*** Opening DATA TO USE ***

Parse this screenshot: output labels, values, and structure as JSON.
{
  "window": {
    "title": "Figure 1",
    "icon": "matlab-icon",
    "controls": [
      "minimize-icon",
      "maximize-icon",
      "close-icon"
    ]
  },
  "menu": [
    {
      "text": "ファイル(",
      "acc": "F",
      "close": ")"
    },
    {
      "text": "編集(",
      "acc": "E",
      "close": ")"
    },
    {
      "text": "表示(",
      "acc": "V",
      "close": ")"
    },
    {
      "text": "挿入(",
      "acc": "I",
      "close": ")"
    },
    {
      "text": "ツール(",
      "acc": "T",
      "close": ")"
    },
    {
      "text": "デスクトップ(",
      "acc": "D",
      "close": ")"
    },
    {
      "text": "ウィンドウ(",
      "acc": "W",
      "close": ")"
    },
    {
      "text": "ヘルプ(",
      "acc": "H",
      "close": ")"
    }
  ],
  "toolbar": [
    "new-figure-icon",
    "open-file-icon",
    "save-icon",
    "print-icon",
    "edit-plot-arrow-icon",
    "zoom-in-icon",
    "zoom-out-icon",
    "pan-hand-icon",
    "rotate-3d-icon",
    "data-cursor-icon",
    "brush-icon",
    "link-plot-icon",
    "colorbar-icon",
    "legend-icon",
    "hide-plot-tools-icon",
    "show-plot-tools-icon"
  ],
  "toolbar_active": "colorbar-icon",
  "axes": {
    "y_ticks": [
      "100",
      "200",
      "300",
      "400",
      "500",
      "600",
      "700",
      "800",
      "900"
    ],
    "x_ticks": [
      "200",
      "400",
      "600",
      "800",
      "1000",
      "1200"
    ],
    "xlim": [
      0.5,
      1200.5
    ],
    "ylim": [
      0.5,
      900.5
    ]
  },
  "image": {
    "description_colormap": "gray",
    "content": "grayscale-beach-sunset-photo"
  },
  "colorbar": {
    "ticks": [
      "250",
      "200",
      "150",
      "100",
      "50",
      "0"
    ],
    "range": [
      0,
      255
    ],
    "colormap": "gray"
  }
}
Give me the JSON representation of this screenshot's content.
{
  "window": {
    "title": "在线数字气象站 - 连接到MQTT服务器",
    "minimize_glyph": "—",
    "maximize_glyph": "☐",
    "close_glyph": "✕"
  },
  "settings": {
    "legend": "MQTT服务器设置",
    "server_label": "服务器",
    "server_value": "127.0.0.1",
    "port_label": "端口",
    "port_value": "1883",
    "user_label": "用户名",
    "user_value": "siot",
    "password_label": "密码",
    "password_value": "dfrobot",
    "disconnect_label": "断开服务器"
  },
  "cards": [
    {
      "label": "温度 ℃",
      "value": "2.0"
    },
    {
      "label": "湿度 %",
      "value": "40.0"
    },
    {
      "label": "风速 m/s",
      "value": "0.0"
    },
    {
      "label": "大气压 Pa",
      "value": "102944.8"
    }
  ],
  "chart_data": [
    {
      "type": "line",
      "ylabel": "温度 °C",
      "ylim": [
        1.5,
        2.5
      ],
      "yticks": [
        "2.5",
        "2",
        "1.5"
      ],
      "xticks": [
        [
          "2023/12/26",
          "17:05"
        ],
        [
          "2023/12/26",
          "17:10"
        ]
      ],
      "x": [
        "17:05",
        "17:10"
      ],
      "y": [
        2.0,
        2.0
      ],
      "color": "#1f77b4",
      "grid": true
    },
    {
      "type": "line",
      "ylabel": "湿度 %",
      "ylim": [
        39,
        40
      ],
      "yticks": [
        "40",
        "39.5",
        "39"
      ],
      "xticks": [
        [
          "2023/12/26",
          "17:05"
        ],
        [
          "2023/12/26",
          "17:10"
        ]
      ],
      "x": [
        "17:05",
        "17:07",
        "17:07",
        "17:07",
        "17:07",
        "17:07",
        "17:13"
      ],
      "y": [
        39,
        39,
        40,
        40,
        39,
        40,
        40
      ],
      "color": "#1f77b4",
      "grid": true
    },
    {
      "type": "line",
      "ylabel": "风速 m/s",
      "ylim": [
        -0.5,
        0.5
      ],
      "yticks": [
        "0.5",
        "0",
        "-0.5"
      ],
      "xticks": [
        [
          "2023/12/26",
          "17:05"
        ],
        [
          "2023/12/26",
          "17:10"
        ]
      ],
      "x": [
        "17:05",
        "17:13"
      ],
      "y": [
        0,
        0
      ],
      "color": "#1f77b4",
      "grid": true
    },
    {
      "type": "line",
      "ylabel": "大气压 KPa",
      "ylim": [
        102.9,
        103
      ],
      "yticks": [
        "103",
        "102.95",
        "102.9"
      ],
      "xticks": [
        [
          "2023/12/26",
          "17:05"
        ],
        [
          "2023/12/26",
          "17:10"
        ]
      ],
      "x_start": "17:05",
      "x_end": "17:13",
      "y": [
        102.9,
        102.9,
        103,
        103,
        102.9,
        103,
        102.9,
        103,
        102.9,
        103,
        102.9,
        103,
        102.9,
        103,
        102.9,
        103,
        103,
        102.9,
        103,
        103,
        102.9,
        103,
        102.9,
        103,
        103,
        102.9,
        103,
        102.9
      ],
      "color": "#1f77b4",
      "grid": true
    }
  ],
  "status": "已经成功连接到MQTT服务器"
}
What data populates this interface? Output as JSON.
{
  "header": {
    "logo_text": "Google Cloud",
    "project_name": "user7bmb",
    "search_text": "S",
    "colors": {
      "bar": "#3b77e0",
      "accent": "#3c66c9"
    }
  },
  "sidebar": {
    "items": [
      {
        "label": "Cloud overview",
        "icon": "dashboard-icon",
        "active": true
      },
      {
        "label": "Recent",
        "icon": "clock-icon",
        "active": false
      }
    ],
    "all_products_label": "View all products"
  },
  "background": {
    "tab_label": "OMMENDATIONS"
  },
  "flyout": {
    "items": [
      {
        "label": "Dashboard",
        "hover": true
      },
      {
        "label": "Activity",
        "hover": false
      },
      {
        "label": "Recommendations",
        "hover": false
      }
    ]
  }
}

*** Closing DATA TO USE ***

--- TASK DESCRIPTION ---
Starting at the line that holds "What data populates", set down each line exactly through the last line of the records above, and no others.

--- OUTPUT ---
What data populates this interface? Output as JSON.
{
  "header": {
    "logo_text": "Google Cloud",
    "project_name": "user7bmb",
    "search_text": "S",
    "colors": {
      "bar": "#3b77e0",
      "accent": "#3c66c9"
    }
  },
  "sidebar": {
    "items": [
      {
        "label": "Cloud overview",
        "icon": "dashboard-icon",
        "active": true
      },
      {
        "label": "Recent",
        "icon": "clock-icon",
        "active": false
      }
    ],
    "all_products_label": "View all products"
  },
  "background": {
    "tab_label": "OMMENDATIONS"
  },
  "flyout": {
    "items": [
      {
        "label": "Dashboard",
        "hover": true
      },
      {
        "label": "Activity",
        "hover": false
      },
      {
        "label": "Recommendations",
        "hover": false
      }
    ]
  }
}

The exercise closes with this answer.